I can’t remember the last time I read a book with a protagonist as distinctive as Cricket Cherpin, the seventeen-year-old narrator of Scott Blagden’s debut YA novel Dear Life, You Suck. Some reviewers have compared Cricket to Holden (Caulfield, The Catcher in the Rye) and I guess I can see it, but I found Cricket less navel-gazey and more sympathetic than Holden, although I guess that might just be a function of context.

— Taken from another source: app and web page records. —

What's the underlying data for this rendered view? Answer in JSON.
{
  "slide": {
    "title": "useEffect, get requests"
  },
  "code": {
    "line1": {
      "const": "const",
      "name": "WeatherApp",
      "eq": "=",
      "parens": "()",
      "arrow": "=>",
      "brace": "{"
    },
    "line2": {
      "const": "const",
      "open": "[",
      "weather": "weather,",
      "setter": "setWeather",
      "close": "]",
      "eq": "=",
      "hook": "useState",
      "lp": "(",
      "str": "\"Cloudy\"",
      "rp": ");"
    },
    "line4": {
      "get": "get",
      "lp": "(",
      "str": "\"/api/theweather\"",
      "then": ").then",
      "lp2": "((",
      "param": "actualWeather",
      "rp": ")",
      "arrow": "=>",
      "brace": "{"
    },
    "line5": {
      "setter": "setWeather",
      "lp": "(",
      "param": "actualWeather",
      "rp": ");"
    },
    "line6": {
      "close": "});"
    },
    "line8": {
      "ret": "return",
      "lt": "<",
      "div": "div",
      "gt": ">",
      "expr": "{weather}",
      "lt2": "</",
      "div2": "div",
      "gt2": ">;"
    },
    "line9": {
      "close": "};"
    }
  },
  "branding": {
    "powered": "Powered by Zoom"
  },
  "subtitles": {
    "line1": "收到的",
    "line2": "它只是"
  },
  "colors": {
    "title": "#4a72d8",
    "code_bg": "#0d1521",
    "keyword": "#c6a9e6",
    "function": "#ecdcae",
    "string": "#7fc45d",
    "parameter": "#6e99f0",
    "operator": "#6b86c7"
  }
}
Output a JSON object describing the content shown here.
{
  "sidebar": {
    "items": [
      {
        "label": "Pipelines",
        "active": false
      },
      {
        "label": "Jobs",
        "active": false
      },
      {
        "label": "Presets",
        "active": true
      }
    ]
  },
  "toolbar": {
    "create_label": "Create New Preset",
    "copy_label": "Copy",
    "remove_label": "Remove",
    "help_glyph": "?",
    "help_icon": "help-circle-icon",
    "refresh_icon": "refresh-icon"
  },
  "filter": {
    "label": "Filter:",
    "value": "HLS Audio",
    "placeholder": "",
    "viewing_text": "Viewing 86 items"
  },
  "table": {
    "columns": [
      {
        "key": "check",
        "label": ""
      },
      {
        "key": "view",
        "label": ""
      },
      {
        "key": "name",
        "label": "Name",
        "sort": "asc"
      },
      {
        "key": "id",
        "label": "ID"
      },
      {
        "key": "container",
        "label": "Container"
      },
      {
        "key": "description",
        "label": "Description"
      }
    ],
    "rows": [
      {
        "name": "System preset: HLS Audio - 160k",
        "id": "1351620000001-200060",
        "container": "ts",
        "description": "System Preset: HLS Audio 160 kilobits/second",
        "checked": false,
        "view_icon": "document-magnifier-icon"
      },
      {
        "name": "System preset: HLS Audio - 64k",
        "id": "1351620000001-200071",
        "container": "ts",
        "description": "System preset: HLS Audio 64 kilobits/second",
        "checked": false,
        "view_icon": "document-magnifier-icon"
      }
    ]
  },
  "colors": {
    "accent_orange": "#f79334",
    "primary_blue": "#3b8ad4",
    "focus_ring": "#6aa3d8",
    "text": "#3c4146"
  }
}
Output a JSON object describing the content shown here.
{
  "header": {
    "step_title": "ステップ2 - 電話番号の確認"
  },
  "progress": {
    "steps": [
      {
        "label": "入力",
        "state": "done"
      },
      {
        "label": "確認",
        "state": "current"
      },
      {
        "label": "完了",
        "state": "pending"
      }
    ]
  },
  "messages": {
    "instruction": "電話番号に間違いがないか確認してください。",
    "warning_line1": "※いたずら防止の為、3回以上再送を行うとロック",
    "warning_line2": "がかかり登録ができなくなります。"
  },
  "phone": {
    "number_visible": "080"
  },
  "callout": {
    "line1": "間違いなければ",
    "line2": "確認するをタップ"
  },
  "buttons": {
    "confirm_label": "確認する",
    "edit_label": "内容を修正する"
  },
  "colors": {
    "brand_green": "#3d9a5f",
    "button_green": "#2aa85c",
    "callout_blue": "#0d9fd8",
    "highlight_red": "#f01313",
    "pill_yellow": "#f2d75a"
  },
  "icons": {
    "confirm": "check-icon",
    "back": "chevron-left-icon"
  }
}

Cricket has lived at the Naskeag Home for Boys in Maine since he was eight. The way Cricket describes it, “It was a minimum-security facility, so the joint looks more like a mansion than a penitentiary, but you’ll never catch me calling this jailhouse home.” More often than not, Cricket refers to it as “Prison.” The Home is run by Mother Mary, a formidable figure; “She’s a presence. A planet. She has her own gravity.” Cricket has a million names for Mother Mary: Mother Mary Mockery. Mother Mary Mushroom Cloud. Mother Mary Mafia. You get the picture.
Cricket’s mouth often gets him into trouble. So do his fists. Caretaker, the actual caretaker at the home, has been teaching Cricket to box for years, but he only uses his fists to protect the Little Ones – the younger boys who live at the home – and the weaker students at school. Cricket won’t start a fight, but he is certainly capable of ending it.
There are clues that Cricket has had it tough. When his flakey English teacher, Moxie Lord, asks her students to write a letter to anyone they “have beef with but ain’t ever had the nads to tell”, Cricket writes a letter to life. When Ms. Lord actually takes Cricket’s letter seriously, it compels him to dig a little deeper and in doing so he starts to unearth his trauma.
What are the prospects for a foul-mouthed, quick-tempered, irreverent teenager? Cricket might not think he has much going for him or much to look forward to beyond taking a more active role in his BFF’s drug business, but there are more people in Cricket’s corner than he realizes.
Sure, the story isn’t new, but Cricket’s distinctive voice, and good heart make Dear Life, You Suck, a total winner in my book.